As an example, a 5 foot 4 ,140 lb. woman with 25% body fat wants to look leaner and achieve that “toned” look. She wants those flabby arms to go away and she wants to fit into those pair of jeans that she used to wear back in college. To do so, this particular woman feels she should lose weight and get down to 110-115 lbs. through restrictive dieting and copious amounts of cardio. If she takes that course, she may look thinner, but at the expense of looking like a smaller, weaker version of her original self.

Conversely, let’s take the right course instead.

Six months later the same 5’4” woman has followed a resistance training program (which is also great for strengthening bones and preventing osteoporosis), changed her diet to include more healthy fats (fish oil, nuts, avocado, olive oil, butter, coconut oil, etc.) protein (i.e.: chicken breast, lean beef, eggs, cottage cheese, whey protein shakes) and less refined carbohydrates (i.e.: cereal bars, bagels, 100 calorie snack foods), and most importantly, she threw away her scale.

She made more QUALITATIVE goals and challenged herself to work up to being able to do five, un-assisted chin-ups as well as deadlift 200 lbs. Mind you:  when she started, she wasn’t even close to doing ONE chin-up, and could barely deadlift 100 lbs. without shitting a liver.

Now she’s 135 lbs. with 18% body fat. She lost eleven lbs. of fat and gained six lbs. of lean muscle, for a net loss of only five lbs. But she looks like she lost 15 lbs. She’s not “skinny-fat.” She’s stronger and healthier. And she can fit into those jeans no less!

Using a more real life example, here’s a before/after pic that’s made its way around the internet which I feel gets the message across pretty concretely: Most women would faint at the notion of GAINING nine lbs., but try to tell me that the after picture doesn’t look like she LOST weight?

You see:  the scale only measures QUANTITATIVE progress.  For some, especially those who are morbidly obese and need to lose weight for health reasons, it makes sense to track weight using the scale.  For everyone else, however, it’s nothing more than mind f***.

Seeing the number on a scale go down doesn’t really tell you the QUALITY of weight being lost. As noted above, many will sacrifice muscle – which I’d argue you want to keep as much of as possible – in lieu of just seeing a loss. Any loss. A number dip on the scale doesn’t tell you the quality of the weight being lost.

Closing Up Shop

Many women make the mistake of equating progress with the number on the scale going down. If they don’t see the number going down on a weekly basis, they feel they’re failing. Let me make this simple. The scale can be very misleading and in a lot of ways, invalid.

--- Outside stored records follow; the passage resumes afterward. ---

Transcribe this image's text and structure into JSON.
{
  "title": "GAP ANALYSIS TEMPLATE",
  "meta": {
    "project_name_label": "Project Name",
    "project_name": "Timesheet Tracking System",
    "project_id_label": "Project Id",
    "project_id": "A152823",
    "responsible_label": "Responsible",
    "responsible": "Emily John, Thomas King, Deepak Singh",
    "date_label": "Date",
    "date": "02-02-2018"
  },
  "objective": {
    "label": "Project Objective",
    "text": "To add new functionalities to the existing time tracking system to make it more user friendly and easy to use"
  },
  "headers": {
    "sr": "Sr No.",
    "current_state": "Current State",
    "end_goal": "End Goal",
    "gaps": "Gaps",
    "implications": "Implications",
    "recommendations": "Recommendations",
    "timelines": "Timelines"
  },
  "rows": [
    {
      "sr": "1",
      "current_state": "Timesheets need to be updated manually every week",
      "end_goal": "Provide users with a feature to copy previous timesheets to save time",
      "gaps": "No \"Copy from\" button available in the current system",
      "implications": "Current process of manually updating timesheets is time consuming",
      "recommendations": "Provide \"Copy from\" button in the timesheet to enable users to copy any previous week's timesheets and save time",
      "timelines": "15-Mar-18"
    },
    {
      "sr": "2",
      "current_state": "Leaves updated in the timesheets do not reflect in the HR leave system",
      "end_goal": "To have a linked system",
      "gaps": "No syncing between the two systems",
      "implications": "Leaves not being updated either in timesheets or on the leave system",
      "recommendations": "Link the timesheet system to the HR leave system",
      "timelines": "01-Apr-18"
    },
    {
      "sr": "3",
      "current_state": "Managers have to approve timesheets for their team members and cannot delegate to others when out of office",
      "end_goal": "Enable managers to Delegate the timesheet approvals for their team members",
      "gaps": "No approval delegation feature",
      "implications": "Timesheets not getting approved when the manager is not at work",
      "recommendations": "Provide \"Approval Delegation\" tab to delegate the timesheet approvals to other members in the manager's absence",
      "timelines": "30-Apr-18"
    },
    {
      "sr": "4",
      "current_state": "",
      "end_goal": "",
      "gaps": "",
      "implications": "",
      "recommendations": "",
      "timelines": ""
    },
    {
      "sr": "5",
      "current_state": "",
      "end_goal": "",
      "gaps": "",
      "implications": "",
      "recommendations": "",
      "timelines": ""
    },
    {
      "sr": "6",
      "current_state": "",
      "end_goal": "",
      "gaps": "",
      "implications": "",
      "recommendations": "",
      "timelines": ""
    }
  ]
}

How do you know the weight you’re losing is fat and not valuable muscle?

You should be more concerned with what the mirror is telling you. Are you losing inches around the body? Do your clothes fit better?  Are you lifting more weight now compared to two months ago?  Can you bang out ten crisp push-ups whereas before you could barely do one?

Perhaps these results are less quantifiable and harder to notice, however, the sooner you realize that these are better indicators of progress, the better off you will be. This isn’t to say the above is an all-encompassing mentality either.  I realize that there are extenuating circumstances, and that utilizing the scale does have some merit. But for 95% of the women who are reading this post, it doesn’t correlate to much.

Actionable Item

Do yourself a favor:  for TWO months ditch the scale.  Give yourself a goal. It could be squatting “x” weight for “y” reps, improving bench press technique, performing your first chin-up, and doing a handstand!  Anything!  Whatever you do, just focus on that instead.

Don’t let the scale dictate your mindset.

Blog Post From Tony Gentilcore: Tony is a Certified Strength and Conditioning Specialist (CSCS) holding a degree in Health Education with a concentration in Health/Wellness Promotion from the State University of New York at Cortland. Tony has established an outstanding reputation due to his no-nonsense approach to training, unique perspective on program design, and corrective exercise experience.

Tony is also one of the co-founders of Cressey Performance, located in Hudson, MA. Check out his article archives. Visit his website for some more awesome blog articles!